• The town property tax rate will remain at $1.85 per $100 of assessed value, which the mayor estimated has not changed in 20 years. The council voted unanimously to keep the current rate (Richard Duncan Sr. was absent).
• Retzlaff reported that the town’s new wells are moving forward. All permits are in place to install the rural water main. Bid documents are being finalized, so the town many begin accepting bids in the next few weeks. Retzlaff said they hope to break ground by April.
• The council voted unanimously to approve the Planning & Zoning Commission’s recommendation to grant Jeannie Mariner a conditional use for the Selbyville Farmers’ Market at the corner of Route 17 and Williams Street.
• Mayor Clifton Murray proclaimed March to be Art Month for Selbyville Youth.
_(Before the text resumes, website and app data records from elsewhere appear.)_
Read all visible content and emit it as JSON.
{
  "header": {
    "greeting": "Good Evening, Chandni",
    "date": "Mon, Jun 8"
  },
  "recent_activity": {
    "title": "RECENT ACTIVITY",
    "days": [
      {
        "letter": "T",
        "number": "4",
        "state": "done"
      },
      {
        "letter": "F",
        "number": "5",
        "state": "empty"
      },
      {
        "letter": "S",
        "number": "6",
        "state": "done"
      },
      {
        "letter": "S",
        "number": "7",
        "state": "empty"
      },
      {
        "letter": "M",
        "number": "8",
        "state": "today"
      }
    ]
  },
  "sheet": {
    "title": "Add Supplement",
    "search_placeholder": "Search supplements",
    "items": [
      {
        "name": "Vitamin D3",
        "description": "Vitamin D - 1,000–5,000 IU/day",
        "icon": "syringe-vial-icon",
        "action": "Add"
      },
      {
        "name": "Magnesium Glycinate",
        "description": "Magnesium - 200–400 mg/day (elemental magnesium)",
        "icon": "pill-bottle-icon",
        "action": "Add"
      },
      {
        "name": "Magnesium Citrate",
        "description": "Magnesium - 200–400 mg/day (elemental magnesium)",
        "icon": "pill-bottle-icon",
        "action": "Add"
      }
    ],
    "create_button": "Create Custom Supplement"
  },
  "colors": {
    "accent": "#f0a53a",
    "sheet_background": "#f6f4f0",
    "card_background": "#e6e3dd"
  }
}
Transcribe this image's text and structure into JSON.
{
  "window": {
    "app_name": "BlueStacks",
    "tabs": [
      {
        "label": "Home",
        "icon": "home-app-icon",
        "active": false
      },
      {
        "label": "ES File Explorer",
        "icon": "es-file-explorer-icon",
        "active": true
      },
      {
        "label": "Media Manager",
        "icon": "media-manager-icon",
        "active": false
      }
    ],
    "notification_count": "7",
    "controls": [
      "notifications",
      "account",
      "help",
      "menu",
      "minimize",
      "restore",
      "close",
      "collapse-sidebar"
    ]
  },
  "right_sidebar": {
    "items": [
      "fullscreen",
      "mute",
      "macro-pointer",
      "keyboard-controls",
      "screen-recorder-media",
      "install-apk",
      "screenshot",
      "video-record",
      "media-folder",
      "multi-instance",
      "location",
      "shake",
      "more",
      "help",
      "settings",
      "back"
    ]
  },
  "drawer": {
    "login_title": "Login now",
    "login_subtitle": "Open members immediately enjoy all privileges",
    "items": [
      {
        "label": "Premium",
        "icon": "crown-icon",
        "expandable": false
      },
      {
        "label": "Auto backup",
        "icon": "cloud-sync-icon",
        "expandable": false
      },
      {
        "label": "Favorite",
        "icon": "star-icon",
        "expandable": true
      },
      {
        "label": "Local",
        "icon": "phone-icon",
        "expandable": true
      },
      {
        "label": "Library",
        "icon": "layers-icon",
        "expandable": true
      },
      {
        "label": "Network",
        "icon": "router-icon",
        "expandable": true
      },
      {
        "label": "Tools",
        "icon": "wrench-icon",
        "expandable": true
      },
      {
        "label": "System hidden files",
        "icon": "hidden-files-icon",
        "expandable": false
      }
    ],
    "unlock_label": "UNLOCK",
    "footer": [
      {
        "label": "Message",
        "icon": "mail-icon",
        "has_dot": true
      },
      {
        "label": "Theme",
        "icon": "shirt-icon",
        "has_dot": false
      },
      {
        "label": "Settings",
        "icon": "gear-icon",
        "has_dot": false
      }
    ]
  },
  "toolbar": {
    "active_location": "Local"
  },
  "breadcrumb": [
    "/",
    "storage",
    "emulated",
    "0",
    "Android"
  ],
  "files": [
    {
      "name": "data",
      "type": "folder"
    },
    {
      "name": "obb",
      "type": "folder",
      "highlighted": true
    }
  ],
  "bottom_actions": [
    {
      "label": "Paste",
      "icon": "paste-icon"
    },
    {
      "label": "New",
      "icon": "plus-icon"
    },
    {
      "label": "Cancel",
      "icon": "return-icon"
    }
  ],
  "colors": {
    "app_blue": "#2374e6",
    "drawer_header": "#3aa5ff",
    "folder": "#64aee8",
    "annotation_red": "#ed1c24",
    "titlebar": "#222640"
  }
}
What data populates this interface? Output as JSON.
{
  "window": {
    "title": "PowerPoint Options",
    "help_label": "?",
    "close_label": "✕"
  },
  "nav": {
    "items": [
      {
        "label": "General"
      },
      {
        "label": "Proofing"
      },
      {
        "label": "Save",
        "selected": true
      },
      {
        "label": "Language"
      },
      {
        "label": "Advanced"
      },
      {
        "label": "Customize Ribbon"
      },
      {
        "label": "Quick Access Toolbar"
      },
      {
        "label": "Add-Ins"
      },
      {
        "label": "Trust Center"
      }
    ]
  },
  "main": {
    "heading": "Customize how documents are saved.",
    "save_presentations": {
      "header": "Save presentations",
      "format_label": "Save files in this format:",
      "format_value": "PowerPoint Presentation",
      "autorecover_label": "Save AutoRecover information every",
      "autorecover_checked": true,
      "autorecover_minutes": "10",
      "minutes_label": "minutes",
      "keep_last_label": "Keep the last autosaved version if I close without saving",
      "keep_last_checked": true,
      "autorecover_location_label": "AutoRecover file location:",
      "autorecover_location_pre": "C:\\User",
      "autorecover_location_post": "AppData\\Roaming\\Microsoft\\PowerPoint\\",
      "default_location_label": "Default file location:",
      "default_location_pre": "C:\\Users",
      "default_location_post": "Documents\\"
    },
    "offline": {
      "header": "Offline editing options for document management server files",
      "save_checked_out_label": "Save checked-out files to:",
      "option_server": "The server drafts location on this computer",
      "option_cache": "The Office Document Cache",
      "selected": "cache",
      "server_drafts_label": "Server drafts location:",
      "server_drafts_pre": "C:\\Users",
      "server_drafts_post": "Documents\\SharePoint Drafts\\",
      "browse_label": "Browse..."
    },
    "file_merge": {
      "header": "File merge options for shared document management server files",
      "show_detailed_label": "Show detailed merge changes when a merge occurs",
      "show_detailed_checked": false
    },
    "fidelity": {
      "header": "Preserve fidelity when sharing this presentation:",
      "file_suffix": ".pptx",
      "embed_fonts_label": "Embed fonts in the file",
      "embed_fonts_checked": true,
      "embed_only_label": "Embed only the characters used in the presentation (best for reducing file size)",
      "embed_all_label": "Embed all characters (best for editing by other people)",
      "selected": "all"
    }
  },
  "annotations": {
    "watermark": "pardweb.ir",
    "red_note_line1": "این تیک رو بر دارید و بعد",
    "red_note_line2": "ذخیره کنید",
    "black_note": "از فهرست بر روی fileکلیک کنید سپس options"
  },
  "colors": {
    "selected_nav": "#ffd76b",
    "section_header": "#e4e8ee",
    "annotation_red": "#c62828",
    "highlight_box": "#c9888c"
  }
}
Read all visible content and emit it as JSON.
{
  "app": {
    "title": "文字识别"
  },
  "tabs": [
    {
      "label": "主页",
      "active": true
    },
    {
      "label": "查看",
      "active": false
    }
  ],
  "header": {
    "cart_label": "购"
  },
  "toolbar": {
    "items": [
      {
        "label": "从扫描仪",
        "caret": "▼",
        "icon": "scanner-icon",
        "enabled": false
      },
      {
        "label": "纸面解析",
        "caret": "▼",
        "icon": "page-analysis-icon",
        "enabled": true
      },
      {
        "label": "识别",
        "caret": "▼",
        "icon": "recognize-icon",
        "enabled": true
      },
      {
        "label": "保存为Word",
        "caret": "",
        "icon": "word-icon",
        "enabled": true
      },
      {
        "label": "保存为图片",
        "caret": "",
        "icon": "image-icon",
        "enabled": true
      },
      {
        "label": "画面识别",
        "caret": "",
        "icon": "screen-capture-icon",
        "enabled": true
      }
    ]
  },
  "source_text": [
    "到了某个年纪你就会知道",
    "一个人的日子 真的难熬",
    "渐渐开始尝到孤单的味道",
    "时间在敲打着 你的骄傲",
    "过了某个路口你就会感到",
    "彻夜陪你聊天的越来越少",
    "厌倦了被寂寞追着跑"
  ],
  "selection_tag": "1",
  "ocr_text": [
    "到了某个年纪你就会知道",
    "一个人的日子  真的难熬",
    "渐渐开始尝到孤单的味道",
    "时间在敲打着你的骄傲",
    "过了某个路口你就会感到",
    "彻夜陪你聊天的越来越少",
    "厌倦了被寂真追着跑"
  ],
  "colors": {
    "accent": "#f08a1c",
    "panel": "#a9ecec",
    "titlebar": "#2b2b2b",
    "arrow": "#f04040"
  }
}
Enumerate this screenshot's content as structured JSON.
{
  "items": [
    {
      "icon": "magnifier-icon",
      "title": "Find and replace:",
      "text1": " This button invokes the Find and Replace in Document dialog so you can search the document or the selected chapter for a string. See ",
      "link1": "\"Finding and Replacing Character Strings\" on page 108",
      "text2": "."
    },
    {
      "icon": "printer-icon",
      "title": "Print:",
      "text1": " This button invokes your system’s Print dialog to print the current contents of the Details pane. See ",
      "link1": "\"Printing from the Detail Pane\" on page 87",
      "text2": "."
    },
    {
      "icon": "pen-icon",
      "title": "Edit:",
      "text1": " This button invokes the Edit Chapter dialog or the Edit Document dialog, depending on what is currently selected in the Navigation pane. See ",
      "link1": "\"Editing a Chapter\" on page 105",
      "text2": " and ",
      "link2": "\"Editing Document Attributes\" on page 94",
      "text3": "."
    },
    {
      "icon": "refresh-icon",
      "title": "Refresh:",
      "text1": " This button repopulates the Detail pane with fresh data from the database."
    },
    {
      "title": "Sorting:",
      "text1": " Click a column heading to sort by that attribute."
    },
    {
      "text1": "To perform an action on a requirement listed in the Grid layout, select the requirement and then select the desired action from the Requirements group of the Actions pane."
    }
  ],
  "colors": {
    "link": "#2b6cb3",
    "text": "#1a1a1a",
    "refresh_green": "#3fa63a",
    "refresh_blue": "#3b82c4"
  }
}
Jackie Bates accepted the proclamation on behalf of the Selbyville Community Club, which displays local schoolchildren’s art at the public library during the event.
“The town has been very generous in joining with us to bring attention to it,” Bates said. “Every year we can’t believe how the talent increases, and the schools just do fabulous things with teaching the children.”
“It’s amazing some of the stuff you see,” Murray agreed.
• The Selbyville Public Library sent a request for donations to fund the summer reading program. The Town usually supports the library and Selbyville Volunteer Fire Company through a percentage of building permit fees. Due to lack of recent building, the funds are less than they have been, and the town council will consider other funding for the library at a future town council meeting.
“We need to do something,” Murray said.
• The Town will again partner with the Delaware Mosquito Control section of the Division of Fish and Wildlife. If the town so requests, the state will spray for mosquitoes along Selbyville roads, at no charge.
• The Selbyville Police Department had 182 calls for service, issued 31 tickets, made nine arrests and collected $1,270 in fines during in December of 2011. Chief Scott Collins noted that the police training academy still has not been scheduled, but he expects it to begin in March or April. Selbyville currently has just five officers, down from seven regular positions and an eighth federally-funded position.
• The Water Department used 7.87 million gallons of water in January. The Town continues to flush dead-end lines, which prevents water from becoming stagnant. The Water Department has examined old fire hydrants in Tingle’s Trailer Park, some of which many need repair or replacement.
• The council unanimously approved an amendment to the water code, adding language that will prevent water contamination. The measure is part of the qualifications to accept a cross-connection control program.
• The next Selbyville Town Council meeting will be Monday, March 12, at 7 p.m.